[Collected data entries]
----
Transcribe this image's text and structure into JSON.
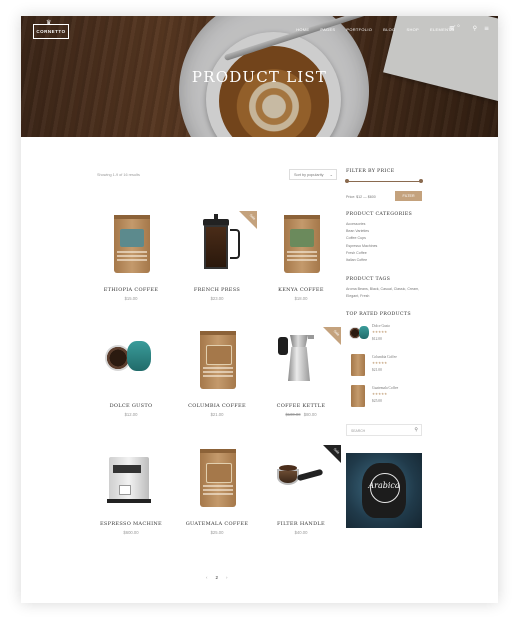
{
  "header": {
    "logo_text": "CORNETTO",
    "menu": [
      "HOME",
      "PAGES",
      "PORTFOLIO",
      "BLOG",
      "SHOP",
      "ELEMENTS"
    ],
    "cart_count": "0",
    "title": "PRODUCT LIST"
  },
  "toolbar": {
    "showing": "Showing 1-9 of 16 results",
    "sort_value": "Sort by popularity"
  },
  "products": [
    {
      "name": "ETHIOPIA COFFEE",
      "price": "$15.00",
      "sale": false
    },
    {
      "name": "FRENCH PRESS",
      "price": "$23.00",
      "sale": true,
      "badge": "Sale"
    },
    {
      "name": "KENYA COFFEE",
      "price": "$18.00",
      "sale": false
    },
    {
      "name": "DOLCE GUSTO",
      "price": "$12.00",
      "sale": false
    },
    {
      "name": "COLUMBIA COFFEE",
      "price": "$21.00",
      "sale": false
    },
    {
      "name": "COFFEE KETTLE",
      "old_price": "$100.00",
      "price": "$80.00",
      "sale": true,
      "badge": "Sale"
    },
    {
      "name": "ESPRESSO MACHINE",
      "price": "$600.00",
      "sale": false
    },
    {
      "name": "GUATEMALA COFFEE",
      "price": "$25.00",
      "sale": false
    },
    {
      "name": "FILTER HANDLE",
      "price": "$40.00",
      "sale": true,
      "badge": "Sale"
    }
  ],
  "pagination": {
    "prev": "‹",
    "current": "2",
    "next": "›"
  },
  "sidebar": {
    "filter_title": "FILTER BY PRICE",
    "price_range": "Price: $12 — $600",
    "filter_button": "FILTER",
    "categories_title": "PRODUCT CATEGORIES",
    "categories": [
      "Accessories",
      "Bean Varieties",
      "Coffee Cups",
      "Espresso Machines",
      "Fresh Coffee",
      "Italian Coffee"
    ],
    "tags_title": "PRODUCT TAGS",
    "tags": "Aroma Beans, Black, Casual, Classic, Cream, Elegant, Fresh",
    "top_title": "TOP RATED PRODUCTS",
    "top": [
      {
        "name": "Dolce Gusto",
        "stars": "★★★★★",
        "price": "$12.00"
      },
      {
        "name": "Columbia Coffee",
        "stars": "★★★★★",
        "price": "$21.00"
      },
      {
        "name": "Guatemala Coffee",
        "stars": "★★★★★",
        "price": "$25.00"
      }
    ],
    "search_placeholder": "SEARCH",
    "promo_text": "Arabica"
  },
  "colors": {
    "accent": "#c4a27d",
    "dark": "#222222"
  }
}
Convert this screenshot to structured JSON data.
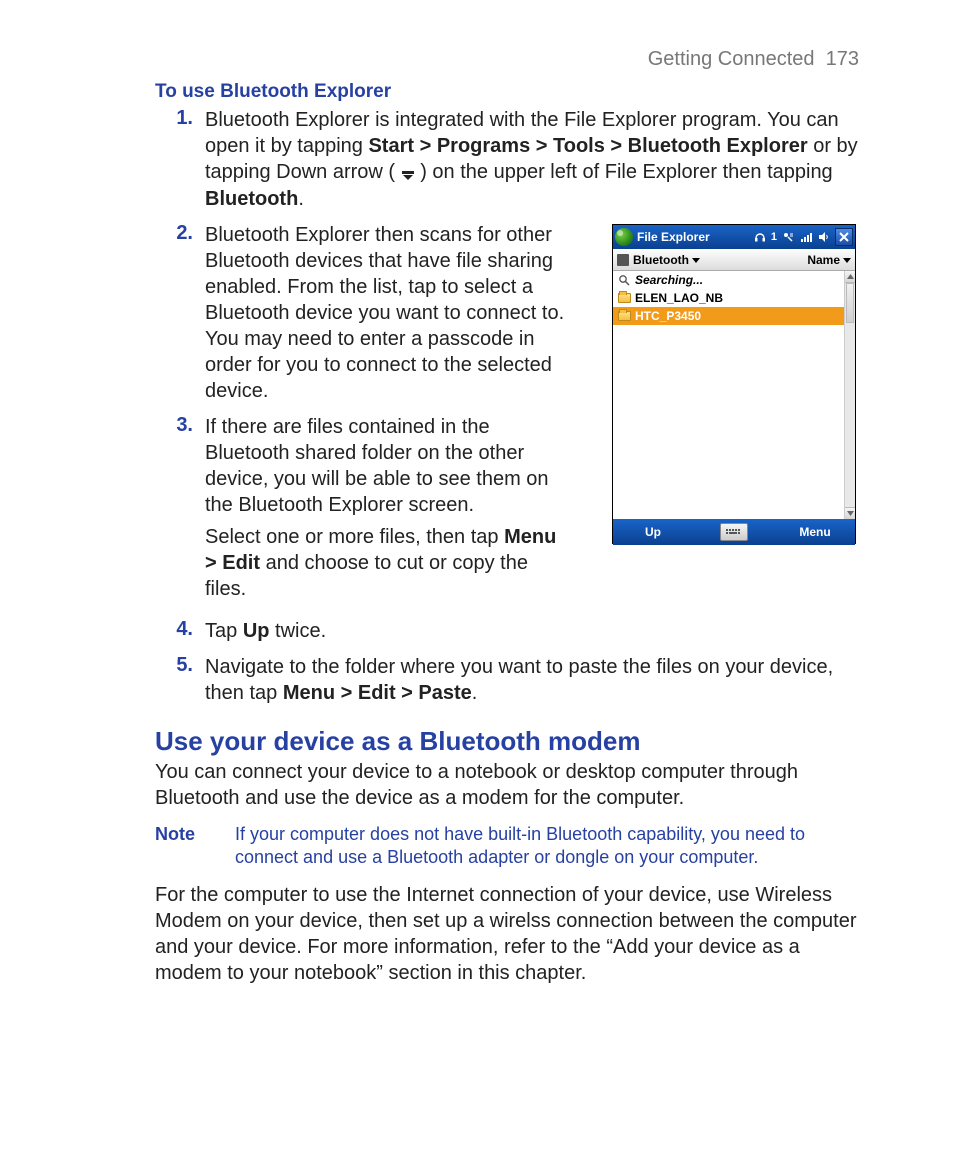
{
  "header": {
    "chapter": "Getting Connected",
    "page": "173"
  },
  "section1": {
    "title": "To use Bluetooth Explorer",
    "steps": [
      {
        "num": "1.",
        "t1": "Bluetooth Explorer is integrated with the File Explorer program. You can open it by tapping ",
        "b1": "Start > Programs > Tools > Bluetooth Explorer",
        "t2": " or by tapping Down arrow ( ",
        "t3": " ) on the upper left of File Explorer then tapping ",
        "b2": "Bluetooth",
        "t4": "."
      },
      {
        "num": "2.",
        "t1": "Bluetooth Explorer then scans for other Bluetooth devices that have file sharing enabled. From the list, tap to select a Bluetooth device you want to connect to. You may need to enter a passcode in order for you to connect to the selected device."
      },
      {
        "num": "3.",
        "p1": "If there are files contained in the Bluetooth shared folder on the other device, you will be able to see them on the Bluetooth Explorer screen.",
        "p2a": "Select one or more files, then tap ",
        "p2b": "Menu > Edit",
        "p2c": " and choose to cut or copy the files."
      },
      {
        "num": "4.",
        "t1": "Tap ",
        "b1": "Up",
        "t2": " twice."
      },
      {
        "num": "5.",
        "t1": "Navigate to the folder where you want to paste the files on your device, then tap ",
        "b1": "Menu > Edit > Paste",
        "t2": "."
      }
    ]
  },
  "device": {
    "title": "File Explorer",
    "status_num": "1",
    "path_label": "Bluetooth",
    "sort_label": "Name",
    "rows": {
      "searching": "Searching...",
      "item1": "ELEN_LAO_NB",
      "item2": "HTC_P3450"
    },
    "bottom": {
      "left": "Up",
      "right": "Menu"
    }
  },
  "section2": {
    "title": "Use your device as a Bluetooth modem",
    "intro": "You can connect your device to a notebook or desktop computer through Bluetooth and use the device as a modem for the computer.",
    "note_label": "Note",
    "note_text": "If your computer does not have built-in Bluetooth capability, you need to connect and use a Bluetooth adapter or dongle on your computer.",
    "para2": "For the computer to use the Internet connection of your device, use Wireless Modem on your device, then set up a wirelss connection between the computer and your device. For more information, refer to the “Add your device as a modem to your notebook” section in this chapter."
  }
}
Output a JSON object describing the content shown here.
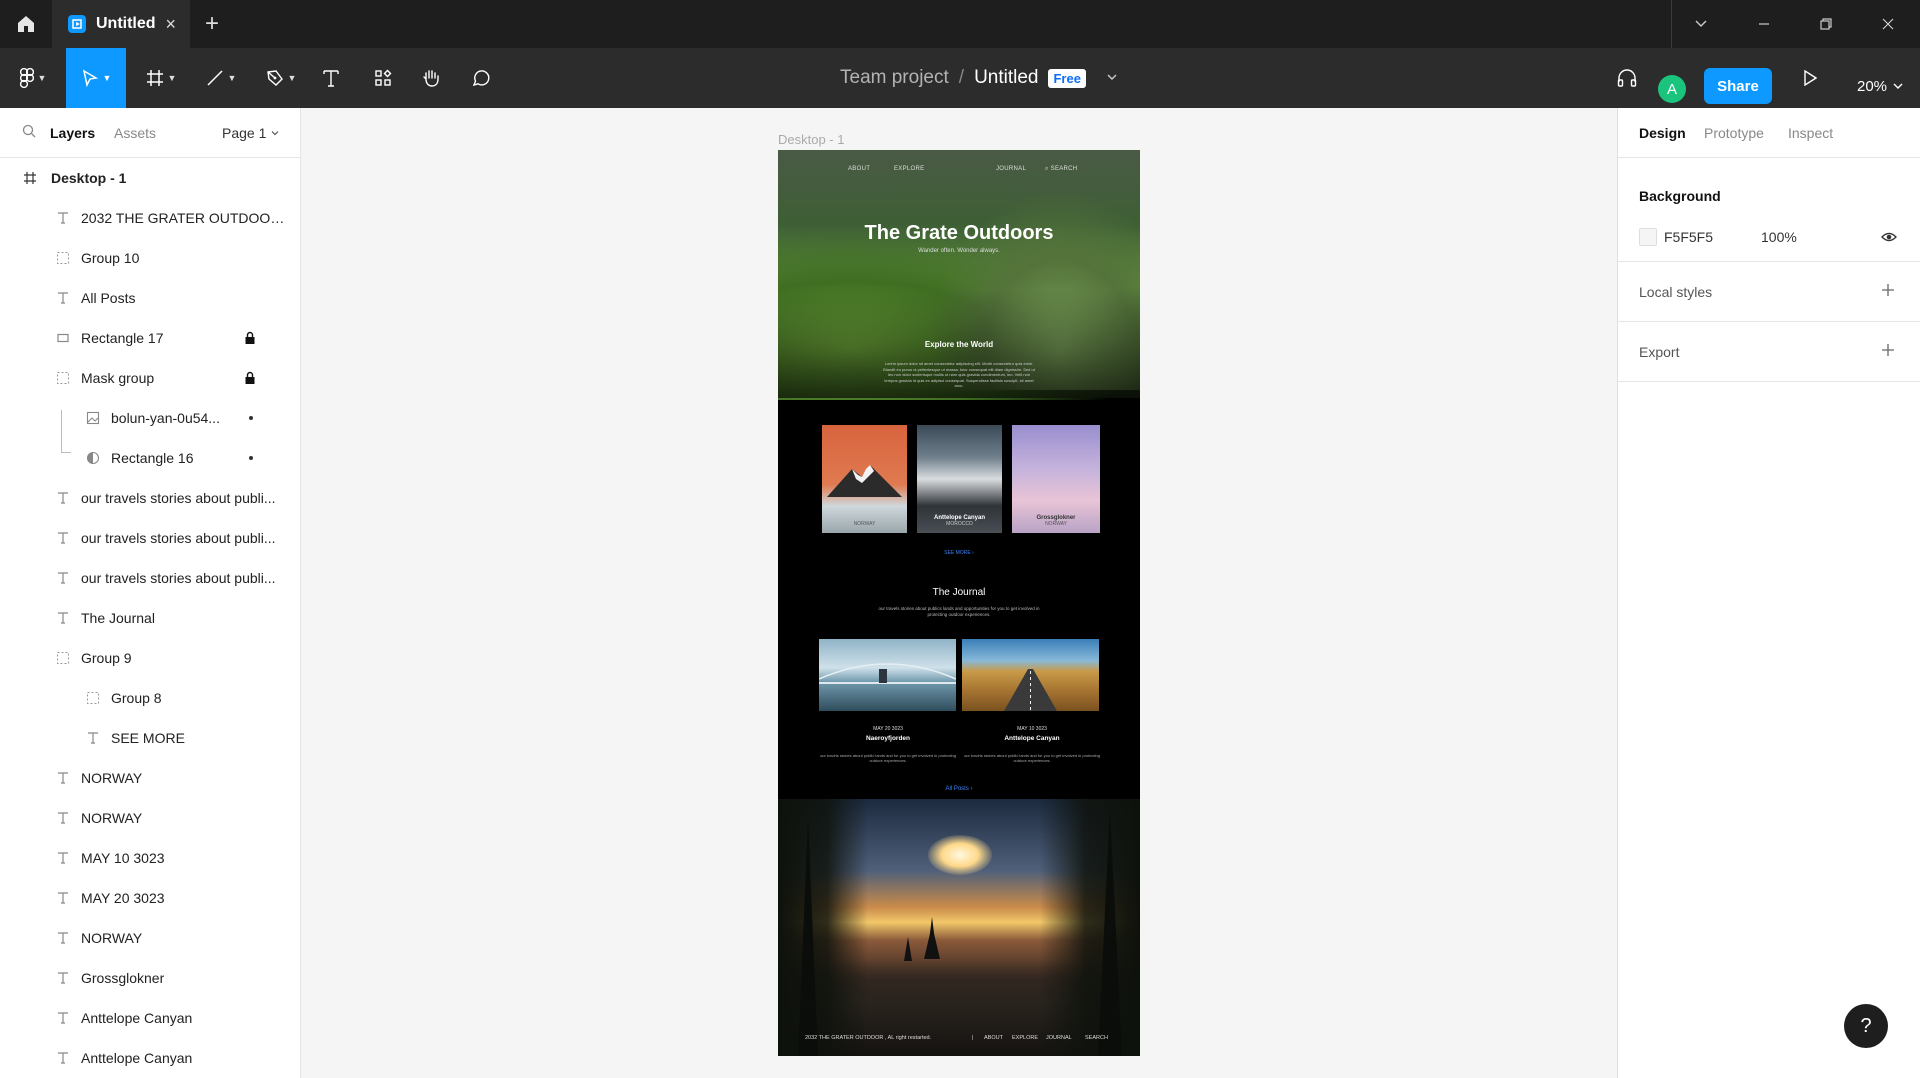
{
  "titlebar": {
    "tab_title": "Untitled",
    "close_glyph": "×",
    "new_tab_glyph": "+"
  },
  "toolbar": {
    "team": "Team project",
    "separator": "/",
    "file_name": "Untitled",
    "plan_badge": "Free",
    "share_label": "Share",
    "avatar_initial": "A",
    "zoom": "20%"
  },
  "left_panel": {
    "tab_layers": "Layers",
    "tab_assets": "Assets",
    "page_label": "Page 1",
    "frame_name": "Desktop - 1",
    "layers": [
      {
        "icon": "text",
        "name": "2032 THE GRATER OUTDOOR..."
      },
      {
        "icon": "group",
        "name": "Group 10"
      },
      {
        "icon": "text",
        "name": "All Posts"
      },
      {
        "icon": "rect",
        "name": "Rectangle 17",
        "locked": true
      },
      {
        "icon": "group",
        "name": "Mask group",
        "locked": true
      },
      {
        "icon": "image",
        "name": "bolun-yan-0u54...",
        "dot": true
      },
      {
        "icon": "mask",
        "name": "Rectangle 16",
        "dot": true
      },
      {
        "icon": "text",
        "name": "our travels stories about publi..."
      },
      {
        "icon": "text",
        "name": "our travels stories about publi..."
      },
      {
        "icon": "text",
        "name": "our travels stories about publi..."
      },
      {
        "icon": "text",
        "name": "The Journal"
      },
      {
        "icon": "group",
        "name": "Group 9"
      },
      {
        "icon": "group",
        "name": "Group 8"
      },
      {
        "icon": "text",
        "name": "SEE MORE"
      },
      {
        "icon": "text",
        "name": "NORWAY"
      },
      {
        "icon": "text",
        "name": "NORWAY"
      },
      {
        "icon": "text",
        "name": "MAY 10 3023"
      },
      {
        "icon": "text",
        "name": "MAY 20 3023"
      },
      {
        "icon": "text",
        "name": "NORWAY"
      },
      {
        "icon": "text",
        "name": "Grossglokner"
      },
      {
        "icon": "text",
        "name": "Anttelope Canyan"
      },
      {
        "icon": "text",
        "name": "Anttelope Canyan"
      }
    ]
  },
  "canvas": {
    "frame_label": "Desktop - 1",
    "nav": {
      "about": "ABOUT",
      "explore": "EXPLORE",
      "journal": "JOURNAL",
      "search": "SEARCH"
    },
    "hero_title": "The Grate Outdoors",
    "hero_subtitle": "Wander often. Wonder always.",
    "explore_heading": "Explore the World",
    "explore_text": "Lorem ipsum dolor sit amet consectetur adipiscing elit. Morbi consectetur quis enim. Blandit eu purus ut pellentesque ut massa, tulor consequat elit diam dignissim. Sed ut leo non dolor scelerisque mollis ut nam quis gravida condimentum, leo. Velit non tempus gravida id quis ex adipisci consequat. Suspendisse facilisis suscipit, sit amet arcu.",
    "cards": [
      {
        "caption": "NORWAY"
      },
      {
        "title": "Anttelope Canyan",
        "caption": "MOROCCO"
      },
      {
        "title": "Grossglokner",
        "caption": "NORWAY"
      }
    ],
    "see_more": "SEE MORE",
    "journal_title": "The Journal",
    "journal_text": "our travels stories about publics lands and opportunities for you to get involved in protecting outdoor experiences.",
    "posts": [
      {
        "date": "MAY 20 3023",
        "name": "Naeroyfjorden",
        "text": "our travels stories about public lands and for you to get involved in protecting outdoor experiences."
      },
      {
        "date": "MAY 10 3023",
        "name": "Anttelope Canyan",
        "text": "our travels stories about public lands and for you to get involved in protecting outdoor experiences."
      }
    ],
    "all_posts": "All Posts",
    "footer_copy": "2032 THE GRATER OUTDOOR , AL right restarted.",
    "footer_sep": "|",
    "footer_links": [
      "ABOUT",
      "EXPLORE",
      "JOURNAL",
      "SEARCH"
    ]
  },
  "right_panel": {
    "tab_design": "Design",
    "tab_prototype": "Prototype",
    "tab_inspect": "Inspect",
    "background_label": "Background",
    "background_hex": "F5F5F5",
    "background_opacity": "100%",
    "local_styles": "Local styles",
    "export": "Export"
  },
  "help_glyph": "?",
  "colors": {
    "accent": "#0d99ff",
    "titlebar": "#1e1e1e",
    "toolbar": "#2c2c2c",
    "canvas_bg": "#F5F5F5",
    "avatar": "#1bc47d"
  }
}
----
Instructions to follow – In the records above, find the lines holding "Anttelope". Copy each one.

Result of this exercise –
        "name": "Anttelope Canyan"
        "name": "Anttelope Canyan"
        "title": "Anttelope Canyan",
        "name": "Anttelope Canyan",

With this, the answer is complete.